Save on import brokerage fees by downloading the US Harmonized Tariff Schedule and determining your product’s classification before you import.
The Harmonized Tariff Schedule is broken into two major parts: notes and classification.
The notes portion of the HTS comprises approximately one fourth to one fifth of the Tariff Schedule. It contains rules of classification, details on region-specific trade programs (NAFTA and the CBERA), recognized countries and abbreviations, and a list of recent changes to name a few. For purposes of this article we will focus primarily on the rules of classifications.
Reading the HTS: Chapters
The Harmonized Tariff Schedule is broken into 22 different sections which are further divided into chapters. A good rule to remember is that the tariff is categorized with the most highly processed and refined goods last. That means that raw products such as live animals, lumber, and agricultural products will be found near the front of the tariff while electronics, works of art, medical devices, etc. will be found at the back.
Reading the HTS: Notes
Each chapter of the HTS contains notes on classifying products within that chapter. It is very important to thoroughly review these chapter notes before continuing with the classification process. Often times, these notes will list specific articles that can or can not be classified within that chapter. The notes can contain lists of acceptable definitions, clarifications to chapter headings, and other important information
Reading the HTS: Headings and Subheadings
A Harmonized Tariff Classification is a 10 digit number used to identify a specific product. Here’s a sample from Chapter 82 of the HTS (TOOLS, IMPLEMENTS, CUTLERY, SPOONS AND FORKS, OF BASE METAL; PARTS THEREOF OF BASE METAL)

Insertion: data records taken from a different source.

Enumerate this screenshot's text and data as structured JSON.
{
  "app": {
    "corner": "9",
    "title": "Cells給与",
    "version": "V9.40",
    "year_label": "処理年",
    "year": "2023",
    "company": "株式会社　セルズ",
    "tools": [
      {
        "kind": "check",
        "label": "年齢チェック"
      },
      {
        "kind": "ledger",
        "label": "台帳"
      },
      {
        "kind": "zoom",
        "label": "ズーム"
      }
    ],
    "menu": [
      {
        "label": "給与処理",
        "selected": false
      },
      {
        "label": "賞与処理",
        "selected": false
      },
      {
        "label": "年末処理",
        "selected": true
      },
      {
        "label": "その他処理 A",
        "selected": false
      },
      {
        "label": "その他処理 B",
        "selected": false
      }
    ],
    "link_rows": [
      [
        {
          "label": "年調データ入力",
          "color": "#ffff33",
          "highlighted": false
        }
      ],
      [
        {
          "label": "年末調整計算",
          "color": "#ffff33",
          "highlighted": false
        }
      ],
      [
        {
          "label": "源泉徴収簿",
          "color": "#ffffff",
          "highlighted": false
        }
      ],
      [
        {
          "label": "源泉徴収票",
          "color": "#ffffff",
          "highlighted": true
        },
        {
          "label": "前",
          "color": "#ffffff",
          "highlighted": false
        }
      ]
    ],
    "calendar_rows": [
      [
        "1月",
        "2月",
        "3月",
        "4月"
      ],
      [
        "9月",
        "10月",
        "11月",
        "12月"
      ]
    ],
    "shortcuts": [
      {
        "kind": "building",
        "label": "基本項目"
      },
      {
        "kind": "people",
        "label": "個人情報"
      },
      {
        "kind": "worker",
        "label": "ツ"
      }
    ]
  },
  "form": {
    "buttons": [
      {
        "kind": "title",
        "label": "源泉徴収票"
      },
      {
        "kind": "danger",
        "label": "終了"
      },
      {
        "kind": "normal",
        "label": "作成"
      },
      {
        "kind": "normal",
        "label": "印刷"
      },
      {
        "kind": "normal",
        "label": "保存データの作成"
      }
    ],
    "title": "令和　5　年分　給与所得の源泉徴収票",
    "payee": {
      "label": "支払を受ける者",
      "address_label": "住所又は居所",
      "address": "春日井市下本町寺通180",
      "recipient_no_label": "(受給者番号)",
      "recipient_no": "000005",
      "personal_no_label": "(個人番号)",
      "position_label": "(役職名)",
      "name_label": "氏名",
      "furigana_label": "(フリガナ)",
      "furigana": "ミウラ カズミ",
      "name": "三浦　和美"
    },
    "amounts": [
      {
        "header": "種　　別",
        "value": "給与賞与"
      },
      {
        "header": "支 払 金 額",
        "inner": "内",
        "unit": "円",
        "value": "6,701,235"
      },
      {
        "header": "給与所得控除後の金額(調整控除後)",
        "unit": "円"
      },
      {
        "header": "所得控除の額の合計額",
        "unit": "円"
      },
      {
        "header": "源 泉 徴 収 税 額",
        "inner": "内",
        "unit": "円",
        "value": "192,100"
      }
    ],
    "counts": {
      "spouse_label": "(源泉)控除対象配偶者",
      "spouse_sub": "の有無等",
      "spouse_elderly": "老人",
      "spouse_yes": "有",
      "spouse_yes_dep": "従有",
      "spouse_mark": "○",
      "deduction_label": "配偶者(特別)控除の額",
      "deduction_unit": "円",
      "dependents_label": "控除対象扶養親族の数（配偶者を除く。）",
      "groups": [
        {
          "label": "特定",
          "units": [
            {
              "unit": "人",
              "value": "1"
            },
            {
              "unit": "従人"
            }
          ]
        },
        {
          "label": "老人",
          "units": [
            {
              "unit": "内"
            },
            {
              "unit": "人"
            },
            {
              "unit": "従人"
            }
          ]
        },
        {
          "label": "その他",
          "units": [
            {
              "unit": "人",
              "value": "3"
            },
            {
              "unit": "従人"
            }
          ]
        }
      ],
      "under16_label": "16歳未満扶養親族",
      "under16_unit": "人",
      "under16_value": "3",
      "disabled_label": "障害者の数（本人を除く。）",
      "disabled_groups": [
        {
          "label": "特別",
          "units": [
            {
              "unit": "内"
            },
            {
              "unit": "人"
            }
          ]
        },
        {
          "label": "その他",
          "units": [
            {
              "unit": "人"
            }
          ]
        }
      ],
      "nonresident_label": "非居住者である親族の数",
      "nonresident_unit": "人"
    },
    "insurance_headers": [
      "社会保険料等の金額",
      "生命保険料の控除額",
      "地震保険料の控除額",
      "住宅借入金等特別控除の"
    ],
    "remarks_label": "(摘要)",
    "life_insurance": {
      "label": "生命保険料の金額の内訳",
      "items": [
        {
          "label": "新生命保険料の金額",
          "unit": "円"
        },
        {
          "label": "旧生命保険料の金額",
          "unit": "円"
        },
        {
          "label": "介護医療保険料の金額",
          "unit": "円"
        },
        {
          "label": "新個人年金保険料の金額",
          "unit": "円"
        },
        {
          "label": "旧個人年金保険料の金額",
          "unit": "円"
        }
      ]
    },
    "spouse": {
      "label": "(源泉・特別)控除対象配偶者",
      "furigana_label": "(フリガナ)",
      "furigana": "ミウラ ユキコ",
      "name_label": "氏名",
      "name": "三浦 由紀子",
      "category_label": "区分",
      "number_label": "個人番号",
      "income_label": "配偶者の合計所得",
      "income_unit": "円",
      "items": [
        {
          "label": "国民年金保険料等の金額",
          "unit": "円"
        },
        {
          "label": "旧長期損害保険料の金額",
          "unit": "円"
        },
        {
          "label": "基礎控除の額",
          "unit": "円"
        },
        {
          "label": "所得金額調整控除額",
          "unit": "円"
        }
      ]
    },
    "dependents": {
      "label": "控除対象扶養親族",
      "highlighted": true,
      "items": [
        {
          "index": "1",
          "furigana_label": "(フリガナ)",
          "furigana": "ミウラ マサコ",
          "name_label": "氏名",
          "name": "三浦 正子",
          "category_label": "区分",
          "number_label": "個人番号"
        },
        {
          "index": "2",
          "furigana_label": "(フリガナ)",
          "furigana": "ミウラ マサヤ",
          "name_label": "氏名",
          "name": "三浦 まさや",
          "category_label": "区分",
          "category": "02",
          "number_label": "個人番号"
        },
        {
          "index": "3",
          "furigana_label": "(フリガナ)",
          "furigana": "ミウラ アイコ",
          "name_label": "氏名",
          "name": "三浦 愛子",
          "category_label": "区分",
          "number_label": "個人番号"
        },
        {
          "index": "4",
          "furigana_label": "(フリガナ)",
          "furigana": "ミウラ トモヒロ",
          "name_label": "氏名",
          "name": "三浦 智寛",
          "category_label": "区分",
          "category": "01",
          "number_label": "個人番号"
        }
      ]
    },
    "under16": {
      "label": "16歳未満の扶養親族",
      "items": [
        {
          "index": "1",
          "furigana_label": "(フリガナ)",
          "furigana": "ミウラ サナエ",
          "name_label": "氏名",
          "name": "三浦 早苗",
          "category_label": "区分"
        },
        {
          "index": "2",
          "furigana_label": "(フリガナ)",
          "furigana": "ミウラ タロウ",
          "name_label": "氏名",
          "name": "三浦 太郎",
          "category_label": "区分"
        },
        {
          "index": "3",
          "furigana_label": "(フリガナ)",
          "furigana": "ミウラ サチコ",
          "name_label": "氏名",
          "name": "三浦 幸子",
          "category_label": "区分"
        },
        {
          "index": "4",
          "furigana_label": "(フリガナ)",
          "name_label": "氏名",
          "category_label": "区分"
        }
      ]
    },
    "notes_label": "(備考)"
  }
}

8201.10.00.00 is a handtool of a kind used in agriculture, horticulture or forestry; and more specifically and spade or shovel.
The first two digits (82) of this classification are a reference to the appropriate chapter. The first four digits combined (8201) comprise the article’s heading within that chapter, while the last six digits (10.00.00) break that heading down into subheadings.
In our example, this product is broken down in the following manner:
Chapter 82:TOOLS, IMPLEMENTS, CUTLERY, SPOONS AND FORKS, OF BASE METAL; PARTS THEREOF OF BASE METAL
Heading 8201: Handtools of the following kinds and base metal parts thereof: spades, shovels, mattocks, picks, hoes, forks and rakes; axes, bill hooks and similar hewing tools; secateurs and pruners of any kind; scythes, sickles, hay knives, hedge shears, timber wedges and other tools of a kind used in agriculture, horticulture or forestry
Subheading 8201.10.00.00: Spades and shovels, and parts thereof
Reading the HTS: Unit of Quantity
This is the US Customs acceptable measure of quantity for a product. This measurement must be reflected on your commercial invoice.
Reading the HTS: Rates of Duty.
The Rates of Duty Column determines the amount of duty you will have to pay on an imported product. Typically these rates of duty are expressed in a quantity/cost rate (e.g. $0.04/kg) or as a percentage of the value of the good (e.g. 2.5% of the value).
Notice that the Rate of Duty Column is divided into three interior columns. These columns are interpreted as follows:
General (aka Column 1): The typical rate of duty from the majority of the world’s countries.
Special: Special duty rates assigned to specific countries or import scenarios.
Column 2: The special rate of duty assigned to trade restricted countries. Cuba, North Korea, etc.